    Yes your Aldi drill won’t stand heavy use on site but it is £25 and cracking value at that.
    I’ve picked up a few choice pieces at Aldi and Lidl recently and they are good value and should last if used within their limits.
    I still have most of my Black and Decker power tools that I bought from my Mum’s Kays catalogue with pocket/milk-round money when I was still at school in the mid-1980s; they work well and will continue to do so if given respect.

    Thanks for posting this type of information to make tools available to people with all depths of pocket.

  20. Ferd says:

    Thanks again for a very helpful review. We have an Aldis near us here in central Pennsylvania but I have never seen them offer the driver or the chisels. This probably has to do with Lowes being just a half mile away where there is a plethora of power tool brands. I always wind up buying Hitachi brand drivers as they are middle-of-the-road in price & have always given me good results. I have seen these drivers dropped from 40 feet and come back running and uncracked. Batteries seem to last three years even if stored for a month or two. Really enjoy reading & watching you: a peaceful place in a world of chaos.

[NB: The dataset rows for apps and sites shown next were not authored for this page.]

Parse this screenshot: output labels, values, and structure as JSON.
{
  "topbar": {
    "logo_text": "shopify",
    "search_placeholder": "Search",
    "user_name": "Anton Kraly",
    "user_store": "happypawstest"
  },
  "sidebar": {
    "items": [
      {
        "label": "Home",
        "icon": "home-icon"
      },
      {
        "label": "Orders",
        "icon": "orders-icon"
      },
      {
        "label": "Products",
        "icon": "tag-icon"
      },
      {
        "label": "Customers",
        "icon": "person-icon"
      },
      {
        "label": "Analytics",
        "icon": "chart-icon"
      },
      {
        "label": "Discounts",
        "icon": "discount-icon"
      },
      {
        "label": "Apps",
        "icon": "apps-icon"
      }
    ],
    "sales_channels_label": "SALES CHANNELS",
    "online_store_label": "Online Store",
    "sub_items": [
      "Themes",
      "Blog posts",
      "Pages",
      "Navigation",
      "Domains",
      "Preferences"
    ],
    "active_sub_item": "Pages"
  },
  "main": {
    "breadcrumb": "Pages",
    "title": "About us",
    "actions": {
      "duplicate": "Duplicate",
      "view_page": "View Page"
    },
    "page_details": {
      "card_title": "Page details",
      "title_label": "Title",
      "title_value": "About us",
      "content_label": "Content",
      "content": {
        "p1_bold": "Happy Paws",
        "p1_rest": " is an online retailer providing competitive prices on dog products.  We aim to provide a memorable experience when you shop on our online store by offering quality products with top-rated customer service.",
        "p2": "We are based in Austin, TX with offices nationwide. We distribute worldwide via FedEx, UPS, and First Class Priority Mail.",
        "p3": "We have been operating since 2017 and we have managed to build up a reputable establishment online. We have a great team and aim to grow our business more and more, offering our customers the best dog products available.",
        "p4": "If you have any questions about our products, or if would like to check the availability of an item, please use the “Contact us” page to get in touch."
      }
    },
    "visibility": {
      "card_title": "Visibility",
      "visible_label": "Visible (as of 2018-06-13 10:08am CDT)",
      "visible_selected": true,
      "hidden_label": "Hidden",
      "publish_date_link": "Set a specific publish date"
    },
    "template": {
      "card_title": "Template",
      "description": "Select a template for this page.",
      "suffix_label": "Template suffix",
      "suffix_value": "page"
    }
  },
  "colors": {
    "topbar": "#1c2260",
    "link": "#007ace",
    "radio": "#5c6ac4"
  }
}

    Blessings, Ferd

  21. Stephen G. says:

    One thing that I really appreciate about you Paul is that your style, personality, and effort brings together so many similar types – responsible, creative, funny,, and just plain interesting. You guys are my kind of people. A few people are thrown in that think their way is the only (right) way, but seems to be the exception not the rule. You have created an inviting place for us to congregate around the workbench and learn something about woodwork, about life, and about ourselves. Thank you sir!

    Any chance you’ll be in the US anytime in 2017?

  22. Frank Manello says:

    Heck I’ll try the Aldi’s if for no other reason than they are less expensive than a new Dewalt battery.

  23. François says:

    As a professional woodworker making movie set I use Festool cordless drills, I’ve used them for the last 10 years and never had to change a battery. Most of my fellow workers use Festool Makita or Bosch but recently I noticed people are buying more and more cheap tools because we get robbed a lot!

  24. Geomanuk says:

    Just a point you may all be interested in I bought a Parkline 12V from lidl and to be very honest it did a remarkable amount of work for about 18 months. I was extremely surprised by its performance and very pleased, maybe 80% of that work was for wall plugs. Then the battery died constantly recharging. Contacted Lidl and it appears no contingency in place for obtaining a new battery therefore a perfectly serviceable drill is effectively scrap. As I have noticed in the past both lidl and aldi often sell the same products but with differing brand names. This may be a point to consider when buying any tool requiring a battery.

  25. John Cadd says:

    So here I was today with my brace and bit fitting the hinges and locks on a heavy mahogany back door. The door catch needed a different shaped bit .On the first screw the bit broke in half. That bit came from a box of screw tips that I have never opened till today . You never know what you`re getting unless you try them out for us Paul .

  26. Pete says:

    Thanks for the heads up on this Paul. I managed to track one down at Liskeard today, along with a rather nifty jig saw.

  27. sla says:

    It will be useful to share some knowledge about boring. Different type of hols, different types of hand drills, how to keep square or an angle. Different types of drill bits. How to add precision. How to bore fast and clean larger holes. How to hold it correctly.

    Today as a first hand drill, we should by an electric one like this. Then a brace, in many cases electric drill will not work, it is too fast or not enough torque. With this 2 we can basically do everything. An egg beater is fun to use and works in many cases, but it is not essential, I have different sizes and love them.

Leave a Reply

Your email address will not be published. Required fields are marked *